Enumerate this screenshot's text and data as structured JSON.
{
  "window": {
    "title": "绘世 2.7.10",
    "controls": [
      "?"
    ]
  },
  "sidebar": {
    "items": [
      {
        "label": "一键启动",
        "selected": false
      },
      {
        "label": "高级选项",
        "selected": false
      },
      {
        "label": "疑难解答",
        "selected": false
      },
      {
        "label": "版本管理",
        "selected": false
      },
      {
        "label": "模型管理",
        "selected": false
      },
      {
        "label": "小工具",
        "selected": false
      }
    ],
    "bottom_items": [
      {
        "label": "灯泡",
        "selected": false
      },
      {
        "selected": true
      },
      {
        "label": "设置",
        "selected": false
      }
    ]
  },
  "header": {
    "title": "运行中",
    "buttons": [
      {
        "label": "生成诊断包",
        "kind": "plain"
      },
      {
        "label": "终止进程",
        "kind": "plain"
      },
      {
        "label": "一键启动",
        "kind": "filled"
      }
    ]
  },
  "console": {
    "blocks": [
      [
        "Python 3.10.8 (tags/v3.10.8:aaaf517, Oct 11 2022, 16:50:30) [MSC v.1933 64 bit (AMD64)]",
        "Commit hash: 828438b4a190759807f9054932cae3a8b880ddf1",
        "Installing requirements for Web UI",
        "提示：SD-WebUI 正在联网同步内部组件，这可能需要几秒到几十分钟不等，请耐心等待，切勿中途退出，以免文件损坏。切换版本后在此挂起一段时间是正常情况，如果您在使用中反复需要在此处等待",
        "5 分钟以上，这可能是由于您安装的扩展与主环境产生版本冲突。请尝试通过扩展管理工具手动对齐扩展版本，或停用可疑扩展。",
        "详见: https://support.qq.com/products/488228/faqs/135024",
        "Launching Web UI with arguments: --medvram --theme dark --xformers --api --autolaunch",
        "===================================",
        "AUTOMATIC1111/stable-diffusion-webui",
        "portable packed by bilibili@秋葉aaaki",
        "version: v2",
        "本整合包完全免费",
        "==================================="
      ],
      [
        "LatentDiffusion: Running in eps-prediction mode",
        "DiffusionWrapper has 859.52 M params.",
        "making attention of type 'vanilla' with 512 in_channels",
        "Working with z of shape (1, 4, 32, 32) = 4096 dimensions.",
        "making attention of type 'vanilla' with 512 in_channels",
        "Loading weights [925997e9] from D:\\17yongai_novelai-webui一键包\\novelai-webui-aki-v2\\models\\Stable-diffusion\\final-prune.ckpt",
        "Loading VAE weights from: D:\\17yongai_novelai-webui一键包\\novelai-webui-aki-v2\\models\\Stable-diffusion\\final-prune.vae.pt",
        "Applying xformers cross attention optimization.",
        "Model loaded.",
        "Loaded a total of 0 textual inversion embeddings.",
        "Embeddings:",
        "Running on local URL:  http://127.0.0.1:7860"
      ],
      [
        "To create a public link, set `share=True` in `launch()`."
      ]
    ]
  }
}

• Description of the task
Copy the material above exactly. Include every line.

• Solution for this task
Enumerate this screenshot's text and data as structured JSON.
{
  "window": {
    "title": "绘世 2.7.10",
    "controls": [
      "?"
    ]
  },
  "sidebar": {
    "items": [
      {
        "label": "一键启动",
        "selected": false
      },
      {
        "label": "高级选项",
        "selected": false
      },
      {
        "label": "疑难解答",
        "selected": false
      },
      {
        "label": "版本管理",
        "selected": false
      },
      {
        "label": "模型管理",
        "selected": false
      },
      {
        "label": "小工具",
        "selected": false
      }
    ],
    "bottom_items": [
      {
        "label": "灯泡",
        "selected": false
      },
      {
        "selected": true
      },
      {
        "label": "设置",
        "selected": false
      }
    ]
  },
  "header": {
    "title": "运行中",
    "buttons": [
      {
        "label": "生成诊断包",
        "kind": "plain"
      },
      {
        "label": "终止进程",
        "kind": "plain"
      },
      {
        "label": "一键启动",
        "kind": "filled"
      }
    ]
  },
  "console": {
    "blocks": [
      [
        "Python 3.10.8 (tags/v3.10.8:aaaf517, Oct 11 2022, 16:50:30) [MSC v.1933 64 bit (AMD64)]",
        "Commit hash: 828438b4a190759807f9054932cae3a8b880ddf1",
        "Installing requirements for Web UI",
        "提示：SD-WebUI 正在联网同步内部组件，这可能需要几秒到几十分钟不等，请耐心等待，切勿中途退出，以免文件损坏。切换版本后在此挂起一段时间是正常情况，如果您在使用中反复需要在此处等待",
        "5 分钟以上，这可能是由于您安装的扩展与主环境产生版本冲突。请尝试通过扩展管理工具手动对齐扩展版本，或停用可疑扩展。",
        "详见: https://support.qq.com/products/488228/faqs/135024",
        "Launching Web UI with arguments: --medvram --theme dark --xformers --api --autolaunch",
        "===================================",
        "AUTOMATIC1111/stable-diffusion-webui",
        "portable packed by bilibili@秋葉aaaki",
        "version: v2",
        "本整合包完全免费",
        "==================================="
      ],
      [
        "LatentDiffusion: Running in eps-prediction mode",
        "DiffusionWrapper has 859.52 M params.",
        "making attention of type 'vanilla' with 512 in_channels",
        "Working with z of shape (1, 4, 32, 32) = 4096 dimensions.",
        "making attention of type 'vanilla' with 512 in_channels",
        "Loading weights [925997e9] from D:\\17yongai_novelai-webui一键包\\novelai-webui-aki-v2\\models\\Stable-diffusion\\final-prune.ckpt",
        "Loading VAE weights from: D:\\17yongai_novelai-webui一键包\\novelai-webui-aki-v2\\models\\Stable-diffusion\\final-prune.vae.pt",
        "Applying xformers cross attention optimization.",
        "Model loaded.",
        "Loaded a total of 0 textual inversion embeddings.",
        "Embeddings:",
        "Running on local URL:  http://127.0.0.1:7860"
      ],
      [
        "To create a public link, set `share=True` in `launch()`."
      ]
    ]
  }
}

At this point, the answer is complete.